If a line of the data below holds the string "content", copy it.

**MATERIAL PROVIDED:**
____

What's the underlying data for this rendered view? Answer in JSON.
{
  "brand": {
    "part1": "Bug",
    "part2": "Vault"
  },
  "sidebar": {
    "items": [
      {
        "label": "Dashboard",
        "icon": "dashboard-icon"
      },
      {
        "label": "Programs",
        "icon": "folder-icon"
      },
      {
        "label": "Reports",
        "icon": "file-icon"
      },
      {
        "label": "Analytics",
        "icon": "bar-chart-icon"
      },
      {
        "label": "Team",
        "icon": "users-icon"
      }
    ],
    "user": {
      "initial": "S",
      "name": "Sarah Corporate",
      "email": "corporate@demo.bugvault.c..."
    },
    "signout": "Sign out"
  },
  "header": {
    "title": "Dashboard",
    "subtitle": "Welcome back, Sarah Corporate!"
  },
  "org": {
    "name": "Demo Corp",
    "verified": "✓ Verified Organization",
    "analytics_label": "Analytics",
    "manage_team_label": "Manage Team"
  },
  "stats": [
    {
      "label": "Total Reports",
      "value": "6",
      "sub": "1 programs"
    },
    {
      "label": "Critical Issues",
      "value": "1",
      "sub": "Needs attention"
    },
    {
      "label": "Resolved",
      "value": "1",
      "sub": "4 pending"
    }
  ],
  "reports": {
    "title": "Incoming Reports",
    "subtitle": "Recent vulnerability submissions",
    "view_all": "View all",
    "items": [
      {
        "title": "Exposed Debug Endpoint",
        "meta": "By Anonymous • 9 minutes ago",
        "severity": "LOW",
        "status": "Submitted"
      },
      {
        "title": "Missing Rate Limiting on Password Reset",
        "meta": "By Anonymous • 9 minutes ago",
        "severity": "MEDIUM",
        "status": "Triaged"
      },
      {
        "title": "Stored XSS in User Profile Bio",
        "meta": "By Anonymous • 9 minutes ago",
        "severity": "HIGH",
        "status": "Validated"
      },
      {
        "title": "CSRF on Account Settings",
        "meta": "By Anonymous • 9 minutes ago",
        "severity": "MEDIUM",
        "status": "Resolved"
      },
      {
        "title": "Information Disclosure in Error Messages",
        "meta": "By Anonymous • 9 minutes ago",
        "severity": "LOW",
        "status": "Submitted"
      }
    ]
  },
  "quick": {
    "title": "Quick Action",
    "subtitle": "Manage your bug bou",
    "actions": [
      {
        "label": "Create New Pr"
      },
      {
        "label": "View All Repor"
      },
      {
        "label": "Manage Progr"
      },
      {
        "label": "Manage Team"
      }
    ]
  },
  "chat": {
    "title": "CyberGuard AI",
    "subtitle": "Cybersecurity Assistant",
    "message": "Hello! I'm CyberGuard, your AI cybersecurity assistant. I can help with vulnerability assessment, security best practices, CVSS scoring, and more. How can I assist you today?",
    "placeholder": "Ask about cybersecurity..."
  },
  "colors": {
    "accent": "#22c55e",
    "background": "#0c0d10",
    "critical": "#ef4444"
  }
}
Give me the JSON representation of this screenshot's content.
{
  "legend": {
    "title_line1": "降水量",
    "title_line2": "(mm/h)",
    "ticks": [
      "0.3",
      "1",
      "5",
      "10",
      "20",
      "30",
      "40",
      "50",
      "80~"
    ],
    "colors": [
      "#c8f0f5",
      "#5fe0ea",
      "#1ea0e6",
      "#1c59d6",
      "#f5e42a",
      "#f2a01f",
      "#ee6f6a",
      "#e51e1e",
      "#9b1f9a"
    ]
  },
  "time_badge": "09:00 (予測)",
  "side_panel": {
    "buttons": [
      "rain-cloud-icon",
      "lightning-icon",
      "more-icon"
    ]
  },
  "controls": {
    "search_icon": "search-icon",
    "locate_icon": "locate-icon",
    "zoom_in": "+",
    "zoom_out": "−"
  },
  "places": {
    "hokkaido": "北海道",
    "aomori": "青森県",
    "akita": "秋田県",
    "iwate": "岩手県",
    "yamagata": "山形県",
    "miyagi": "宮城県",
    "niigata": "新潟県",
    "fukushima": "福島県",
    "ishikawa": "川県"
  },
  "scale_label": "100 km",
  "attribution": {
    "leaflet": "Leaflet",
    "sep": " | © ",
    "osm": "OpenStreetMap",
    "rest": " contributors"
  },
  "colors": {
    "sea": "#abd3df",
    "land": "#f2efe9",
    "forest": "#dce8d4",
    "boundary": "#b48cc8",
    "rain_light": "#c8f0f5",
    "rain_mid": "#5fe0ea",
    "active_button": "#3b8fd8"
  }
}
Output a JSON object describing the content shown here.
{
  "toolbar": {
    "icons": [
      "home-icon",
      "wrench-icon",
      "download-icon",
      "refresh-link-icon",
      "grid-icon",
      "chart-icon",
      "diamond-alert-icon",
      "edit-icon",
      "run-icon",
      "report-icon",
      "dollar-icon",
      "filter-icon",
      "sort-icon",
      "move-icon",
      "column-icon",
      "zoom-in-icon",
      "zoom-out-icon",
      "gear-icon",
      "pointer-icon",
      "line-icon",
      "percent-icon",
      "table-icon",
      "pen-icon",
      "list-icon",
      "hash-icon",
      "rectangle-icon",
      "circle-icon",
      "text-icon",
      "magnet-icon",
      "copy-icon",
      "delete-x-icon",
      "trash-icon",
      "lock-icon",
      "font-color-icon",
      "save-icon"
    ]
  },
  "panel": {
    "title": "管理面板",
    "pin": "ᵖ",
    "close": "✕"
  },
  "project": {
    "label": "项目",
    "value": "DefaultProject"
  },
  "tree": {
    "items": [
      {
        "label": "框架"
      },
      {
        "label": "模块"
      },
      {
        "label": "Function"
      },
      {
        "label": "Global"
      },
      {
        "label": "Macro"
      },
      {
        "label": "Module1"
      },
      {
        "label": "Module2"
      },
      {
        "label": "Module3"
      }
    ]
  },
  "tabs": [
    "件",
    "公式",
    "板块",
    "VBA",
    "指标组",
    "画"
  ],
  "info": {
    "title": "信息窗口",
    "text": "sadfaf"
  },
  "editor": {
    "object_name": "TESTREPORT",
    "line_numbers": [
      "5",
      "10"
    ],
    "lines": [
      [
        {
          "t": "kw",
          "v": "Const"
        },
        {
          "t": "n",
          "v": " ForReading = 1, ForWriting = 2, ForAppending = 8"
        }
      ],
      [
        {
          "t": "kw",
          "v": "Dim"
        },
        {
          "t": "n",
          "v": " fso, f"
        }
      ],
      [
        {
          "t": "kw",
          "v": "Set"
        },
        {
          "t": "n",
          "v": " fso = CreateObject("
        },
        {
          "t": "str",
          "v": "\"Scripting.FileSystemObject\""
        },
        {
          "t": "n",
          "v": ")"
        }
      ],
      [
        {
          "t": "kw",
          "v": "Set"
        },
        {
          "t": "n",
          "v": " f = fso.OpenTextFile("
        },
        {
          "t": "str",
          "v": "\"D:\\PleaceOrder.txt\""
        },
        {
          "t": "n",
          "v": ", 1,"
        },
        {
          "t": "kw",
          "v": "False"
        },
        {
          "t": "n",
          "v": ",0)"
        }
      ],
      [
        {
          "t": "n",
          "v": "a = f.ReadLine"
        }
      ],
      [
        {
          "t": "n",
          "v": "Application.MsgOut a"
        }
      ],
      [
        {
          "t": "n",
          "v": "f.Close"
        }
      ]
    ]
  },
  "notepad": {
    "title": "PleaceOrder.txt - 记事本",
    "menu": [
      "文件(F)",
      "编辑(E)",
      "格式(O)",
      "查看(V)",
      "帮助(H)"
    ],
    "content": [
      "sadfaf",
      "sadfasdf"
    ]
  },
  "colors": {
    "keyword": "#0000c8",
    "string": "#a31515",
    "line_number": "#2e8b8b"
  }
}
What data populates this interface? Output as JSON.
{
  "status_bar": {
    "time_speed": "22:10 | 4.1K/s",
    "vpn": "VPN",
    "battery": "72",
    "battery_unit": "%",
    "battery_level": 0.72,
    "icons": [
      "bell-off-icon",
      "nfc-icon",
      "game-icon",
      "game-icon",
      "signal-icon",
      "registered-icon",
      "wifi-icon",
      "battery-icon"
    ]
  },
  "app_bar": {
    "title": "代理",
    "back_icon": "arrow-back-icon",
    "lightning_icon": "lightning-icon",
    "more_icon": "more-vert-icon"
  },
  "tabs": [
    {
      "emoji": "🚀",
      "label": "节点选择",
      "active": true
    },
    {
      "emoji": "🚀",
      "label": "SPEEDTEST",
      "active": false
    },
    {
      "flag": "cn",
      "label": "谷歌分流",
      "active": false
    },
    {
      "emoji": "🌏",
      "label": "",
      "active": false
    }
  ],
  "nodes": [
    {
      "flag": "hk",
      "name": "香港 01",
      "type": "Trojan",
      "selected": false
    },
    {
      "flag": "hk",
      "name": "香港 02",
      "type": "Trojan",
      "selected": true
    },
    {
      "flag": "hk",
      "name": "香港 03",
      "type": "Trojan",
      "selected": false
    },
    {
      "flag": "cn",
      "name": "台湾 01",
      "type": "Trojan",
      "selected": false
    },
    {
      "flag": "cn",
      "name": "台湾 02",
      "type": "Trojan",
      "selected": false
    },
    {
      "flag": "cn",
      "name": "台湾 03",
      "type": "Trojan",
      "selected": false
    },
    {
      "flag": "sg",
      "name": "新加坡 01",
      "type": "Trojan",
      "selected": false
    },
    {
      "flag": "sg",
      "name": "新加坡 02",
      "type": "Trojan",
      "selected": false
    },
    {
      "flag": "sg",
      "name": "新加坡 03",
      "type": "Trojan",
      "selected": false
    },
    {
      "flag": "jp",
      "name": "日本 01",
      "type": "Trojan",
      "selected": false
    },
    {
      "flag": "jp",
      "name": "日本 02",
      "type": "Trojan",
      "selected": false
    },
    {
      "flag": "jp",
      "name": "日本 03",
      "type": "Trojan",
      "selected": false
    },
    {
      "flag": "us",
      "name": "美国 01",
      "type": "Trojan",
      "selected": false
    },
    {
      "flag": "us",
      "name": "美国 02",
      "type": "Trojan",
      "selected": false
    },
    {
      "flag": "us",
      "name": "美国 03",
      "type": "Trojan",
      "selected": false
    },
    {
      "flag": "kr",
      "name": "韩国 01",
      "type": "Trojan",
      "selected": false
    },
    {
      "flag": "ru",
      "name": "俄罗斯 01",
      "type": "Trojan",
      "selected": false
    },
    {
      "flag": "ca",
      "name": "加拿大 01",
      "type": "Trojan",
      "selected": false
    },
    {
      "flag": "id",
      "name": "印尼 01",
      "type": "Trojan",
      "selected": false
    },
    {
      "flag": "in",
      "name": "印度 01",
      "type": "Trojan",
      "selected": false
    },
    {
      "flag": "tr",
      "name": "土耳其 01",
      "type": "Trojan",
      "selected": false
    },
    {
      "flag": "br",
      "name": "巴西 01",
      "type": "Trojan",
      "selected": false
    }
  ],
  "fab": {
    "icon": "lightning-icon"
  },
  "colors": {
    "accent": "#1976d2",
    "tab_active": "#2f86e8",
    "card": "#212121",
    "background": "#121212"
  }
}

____

**SOLVED EXERCISE:**
Give me the JSON representation of this screenshot's content.
Output a JSON object describing the content shown here.
    "content": [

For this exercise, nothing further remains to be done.